### What the task requires:
Go to the line containing "What data populates" and retype it and every later line exactly as written, up to the last line of the entries. Keep pictures out.

### Provided information:
————

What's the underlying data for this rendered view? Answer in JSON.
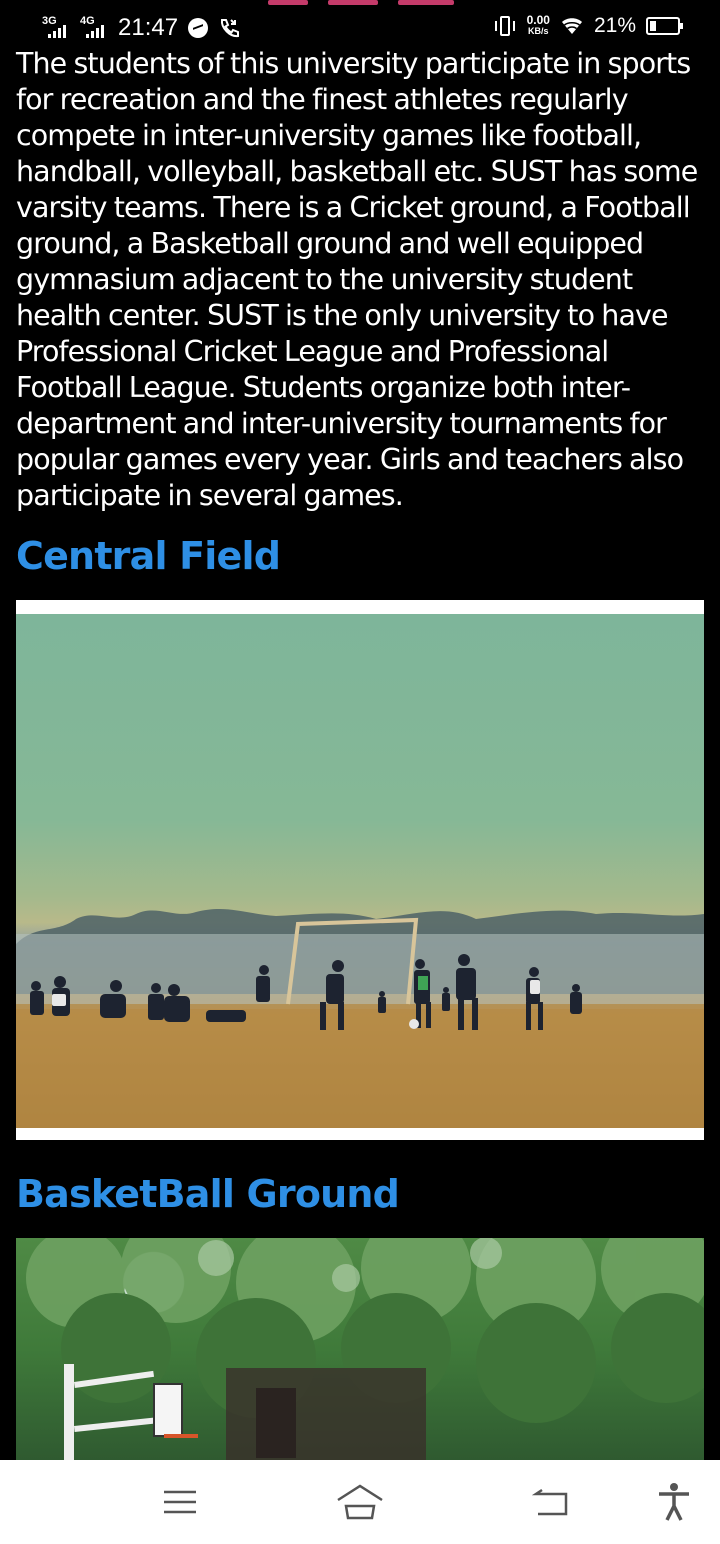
{
  "status_bar": {
    "network1": "3G",
    "network2": "4G",
    "time": "21:47",
    "speed_value": "0.00",
    "speed_unit": "KB/s",
    "battery": "21%"
  },
  "article": {
    "paragraph": "The students of this university participate in sports for recreation and the finest athletes regularly compete in inter-university games like football, handball, volleyball, basketball etc. SUST has some varsity teams. There is a Cricket ground, a Football ground, a Basketball ground and well equipped gymnasium adjacent to the university student health center. SUST is the only university to have Professional Cricket League and Professional Football League. Students organize both inter-department and inter-university tournaments for popular games every year. Girls and teachers also participate in several games.",
    "sections": [
      {
        "title": "Central Field"
      },
      {
        "title": "BasketBall Ground"
      }
    ]
  },
  "nav_bar": {
    "icons": [
      "menu-icon",
      "home-icon",
      "back-icon",
      "accessibility-icon"
    ]
  },
  "colors": {
    "background": "#000000",
    "heading": "#2e8fe5",
    "text": "#ffffff",
    "nav_background": "#ffffff",
    "nav_icon": "#555555"
  }
}
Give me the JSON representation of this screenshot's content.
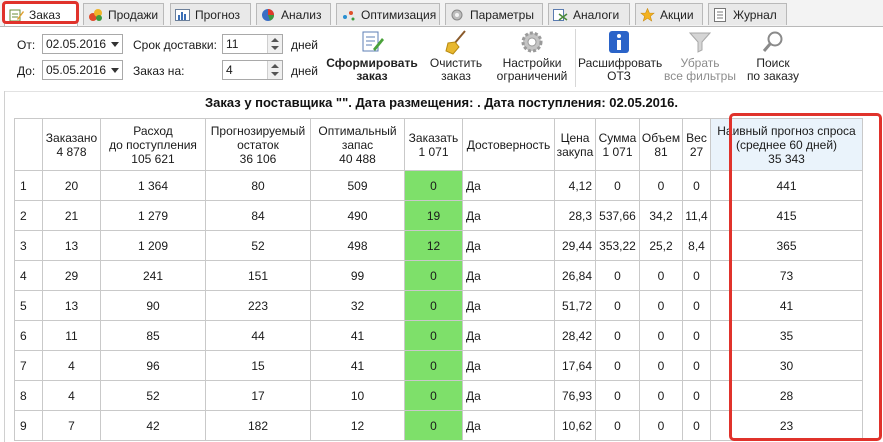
{
  "tabs": [
    {
      "label": "Заказ",
      "icon": "order-pencil-icon",
      "active": true
    },
    {
      "label": "Продажи",
      "icon": "sales-icon"
    },
    {
      "label": "Прогноз",
      "icon": "forecast-chart-icon"
    },
    {
      "label": "Анализ",
      "icon": "pie-chart-icon"
    },
    {
      "label": "Оптимизация",
      "icon": "optimization-icon"
    },
    {
      "label": "Параметры",
      "icon": "gear-icon"
    },
    {
      "label": "Аналоги",
      "icon": "analogs-icon"
    },
    {
      "label": "Акции",
      "icon": "star-icon"
    },
    {
      "label": "Журнал",
      "icon": "journal-icon"
    }
  ],
  "toolbar": {
    "from_label": "От:",
    "from_value": "02.05.2016",
    "to_label": "До:",
    "to_value": "05.05.2016",
    "delivery_label": "Срок доставки:",
    "delivery_value": "11",
    "delivery_unit": "дней",
    "order_for_label": "Заказ на:",
    "order_for_value": "4",
    "order_for_unit": "дней",
    "buttons": [
      {
        "line1": "Сформировать",
        "line2": "заказ",
        "icon": "form-order-icon"
      },
      {
        "line1": "Очистить",
        "line2": "заказ",
        "icon": "broom-icon"
      },
      {
        "line1": "Настройки",
        "line2": "ограничений",
        "icon": "settings-gear-icon"
      },
      {
        "line1": "Расшифровать",
        "line2": "ОТЗ",
        "icon": "info-icon"
      },
      {
        "line1": "Убрать",
        "line2": "все фильтры",
        "icon": "filter-icon"
      },
      {
        "line1": "Поиск",
        "line2": "по заказу",
        "icon": "search-icon"
      }
    ]
  },
  "heading": "Заказ у поставщика \"\". Дата размещения: . Дата поступления: 02.05.2016.",
  "table": {
    "columns": [
      {
        "title": "Заказано",
        "total": "4 878"
      },
      {
        "title": "Расход\nдо поступления",
        "total": "105 621"
      },
      {
        "title": "Прогнозируемый\nостаток",
        "total": "36 106"
      },
      {
        "title": "Оптимальный\nзапас",
        "total": "40 488"
      },
      {
        "title": "Заказать",
        "total": "1 071"
      },
      {
        "title": "Достоверность",
        "total": ""
      },
      {
        "title": "Цена\nзакупа",
        "total": ""
      },
      {
        "title": "Сумма",
        "total": "1 071"
      },
      {
        "title": "Объем",
        "total": "81"
      },
      {
        "title": "Вес",
        "total": "27"
      },
      {
        "title": "Наивный прогноз спроса\n(среднее 60 дней)",
        "total": "35 343"
      }
    ],
    "rows": [
      [
        "1",
        "20",
        "1 364",
        "80",
        "509",
        "0",
        "Да",
        "4,12",
        "0",
        "0",
        "0",
        "441"
      ],
      [
        "2",
        "21",
        "1 279",
        "84",
        "490",
        "19",
        "Да",
        "28,3",
        "537,66",
        "34,2",
        "11,4",
        "415"
      ],
      [
        "3",
        "13",
        "1 209",
        "52",
        "498",
        "12",
        "Да",
        "29,44",
        "353,22",
        "25,2",
        "8,4",
        "365"
      ],
      [
        "4",
        "29",
        "241",
        "151",
        "99",
        "0",
        "Да",
        "26,84",
        "0",
        "0",
        "0",
        "73"
      ],
      [
        "5",
        "13",
        "90",
        "223",
        "32",
        "0",
        "Да",
        "51,72",
        "0",
        "0",
        "0",
        "41"
      ],
      [
        "6",
        "11",
        "85",
        "44",
        "41",
        "0",
        "Да",
        "28,42",
        "0",
        "0",
        "0",
        "35"
      ],
      [
        "7",
        "4",
        "96",
        "15",
        "41",
        "0",
        "Да",
        "17,64",
        "0",
        "0",
        "0",
        "30"
      ],
      [
        "8",
        "4",
        "52",
        "17",
        "10",
        "0",
        "Да",
        "76,93",
        "0",
        "0",
        "0",
        "28"
      ],
      [
        "9",
        "7",
        "42",
        "182",
        "12",
        "0",
        "Да",
        "10,62",
        "0",
        "0",
        "0",
        "23"
      ]
    ]
  },
  "colors": {
    "order_cell": "#7ee06a",
    "highlight": "#e0322b"
  }
}
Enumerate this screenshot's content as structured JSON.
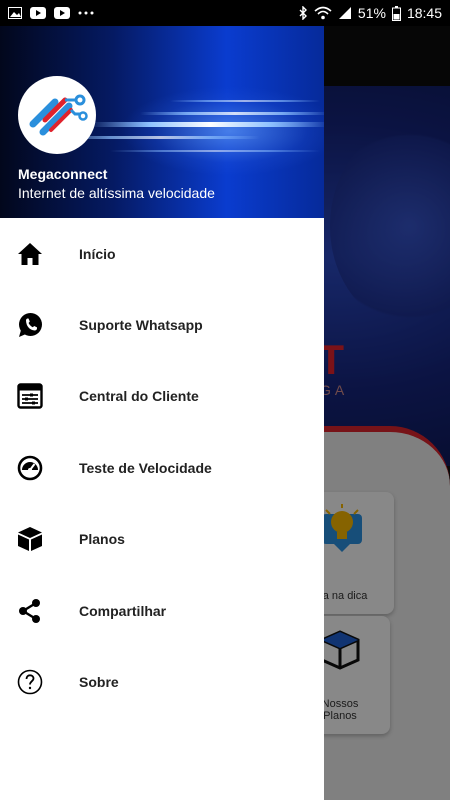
{
  "status_bar": {
    "left_icons": [
      "image-icon",
      "youtube-icon",
      "youtube-icon",
      "more-icon"
    ],
    "right_icons": [
      "bluetooth-icon",
      "wifi-icon",
      "signal-icon",
      "battery-icon"
    ],
    "battery": "51%",
    "time": "18:45"
  },
  "drawer": {
    "title": "Megaconnect",
    "subtitle": "Internet de altíssima velocidade",
    "items": [
      {
        "label": "Início",
        "icon": "home-icon"
      },
      {
        "label": "Suporte Whatsapp",
        "icon": "whatsapp-icon"
      },
      {
        "label": "Central do Cliente",
        "icon": "dashboard-icon"
      },
      {
        "label": "Teste de Velocidade",
        "icon": "speedometer-icon"
      },
      {
        "label": "Planos",
        "icon": "box-icon"
      },
      {
        "label": "Compartilhar",
        "icon": "share-icon"
      },
      {
        "label": "Sobre",
        "icon": "help-icon"
      }
    ]
  },
  "background": {
    "hero_text": "CT",
    "hero_sub": "GA",
    "card_dica": "ga na dica",
    "card_planos": "Nossos\nPlanos"
  },
  "colors": {
    "brand_red": "#d9232c",
    "brand_blue": "#0a3ccf"
  }
}
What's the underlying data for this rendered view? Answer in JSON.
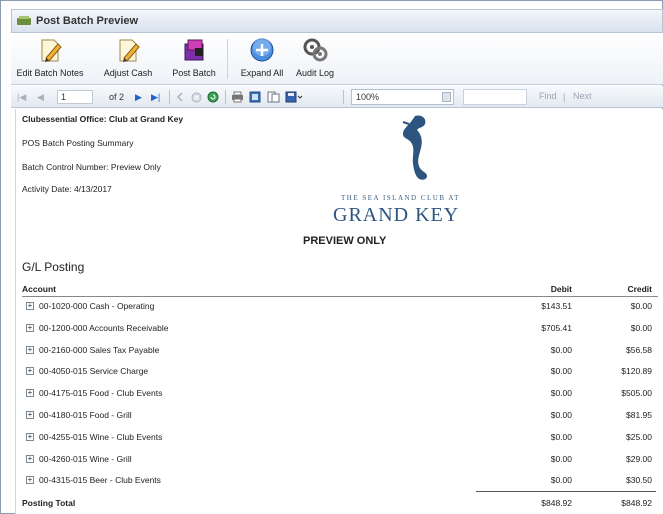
{
  "window": {
    "title": "Post Batch Preview"
  },
  "ribbon": {
    "buttons": [
      {
        "label": "Edit Batch Notes",
        "icon": "edit-notes-icon"
      },
      {
        "label": "Adjust Cash",
        "icon": "adjust-cash-icon"
      },
      {
        "label": "Post Batch",
        "icon": "post-batch-icon"
      },
      {
        "label": "Expand All",
        "icon": "expand-all-icon"
      },
      {
        "label": "Audit Log",
        "icon": "audit-log-icon"
      }
    ]
  },
  "toolbar": {
    "first_page": "|◀",
    "prev_page": "◀",
    "current_page": "1",
    "of_pages": "of 2",
    "next_page": "▶",
    "last_page": "▶|",
    "zoom": "100%",
    "find": "Find",
    "separator": "|",
    "next": "Next"
  },
  "report": {
    "office": "Clubessential Office: Club at Grand Key",
    "summary_title": "POS Batch Posting Summary",
    "batch_control": "Batch Control Number: Preview Only",
    "activity_date": "Activity Date: 4/13/2017",
    "logo_small": "THE SEA ISLAND CLUB AT",
    "logo_big": "GRAND KEY",
    "preview_label": "PREVIEW ONLY",
    "section_title": "G/L Posting",
    "columns": {
      "account": "Account",
      "debit": "Debit",
      "credit": "Credit"
    },
    "rows": [
      {
        "account": "00-1020-000 Cash - Operating",
        "debit": "$143.51",
        "credit": "$0.00"
      },
      {
        "account": "00-1200-000 Accounts Receivable",
        "debit": "$705.41",
        "credit": "$0.00"
      },
      {
        "account": "00-2160-000 Sales Tax Payable",
        "debit": "$0.00",
        "credit": "$56.58"
      },
      {
        "account": "00-4050-015 Service Charge",
        "debit": "$0.00",
        "credit": "$120.89"
      },
      {
        "account": "00-4175-015 Food - Club Events",
        "debit": "$0.00",
        "credit": "$505.00"
      },
      {
        "account": "00-4180-015 Food - Grill",
        "debit": "$0.00",
        "credit": "$81.95"
      },
      {
        "account": "00-4255-015 Wine - Club Events",
        "debit": "$0.00",
        "credit": "$25.00"
      },
      {
        "account": "00-4260-015 Wine - Grill",
        "debit": "$0.00",
        "credit": "$29.00"
      },
      {
        "account": "00-4315-015 Beer - Club Events",
        "debit": "$0.00",
        "credit": "$30.50"
      }
    ],
    "total": {
      "label": "Posting Total",
      "debit": "$848.92",
      "credit": "$848.92"
    }
  },
  "colors": {
    "accent": "#2d557f",
    "toolbar_blue": "#1f63c8"
  }
}
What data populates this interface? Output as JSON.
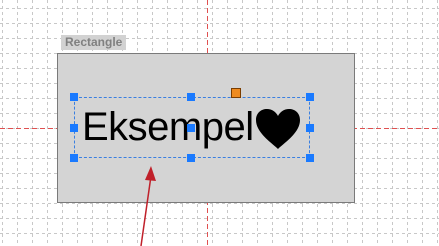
{
  "element": {
    "type_label": "Rectangle",
    "text": "Eksempel",
    "symbol_icon": "heart-icon"
  },
  "colors": {
    "rectangle_fill": "#d4d4d4",
    "selection": "#1a7aff",
    "rotate_handle": "#ee8a1e",
    "guide_line": "#e05050",
    "arrow": "#c0202a"
  }
}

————

### Answer below:
What data populates this interface? Output as JSON.
{
  "element": {
    "type_label": "Rectangle",
    "text": "Eksempel",
    "symbol_icon": "heart-icon"
  },
  "colors": {
    "rectangle_fill": "#d4d4d4",
    "selection": "#1a7aff",
    "rotate_handle": "#ee8a1e",
    "guide_line": "#e05050",
    "arrow": "#c0202a"
  }
}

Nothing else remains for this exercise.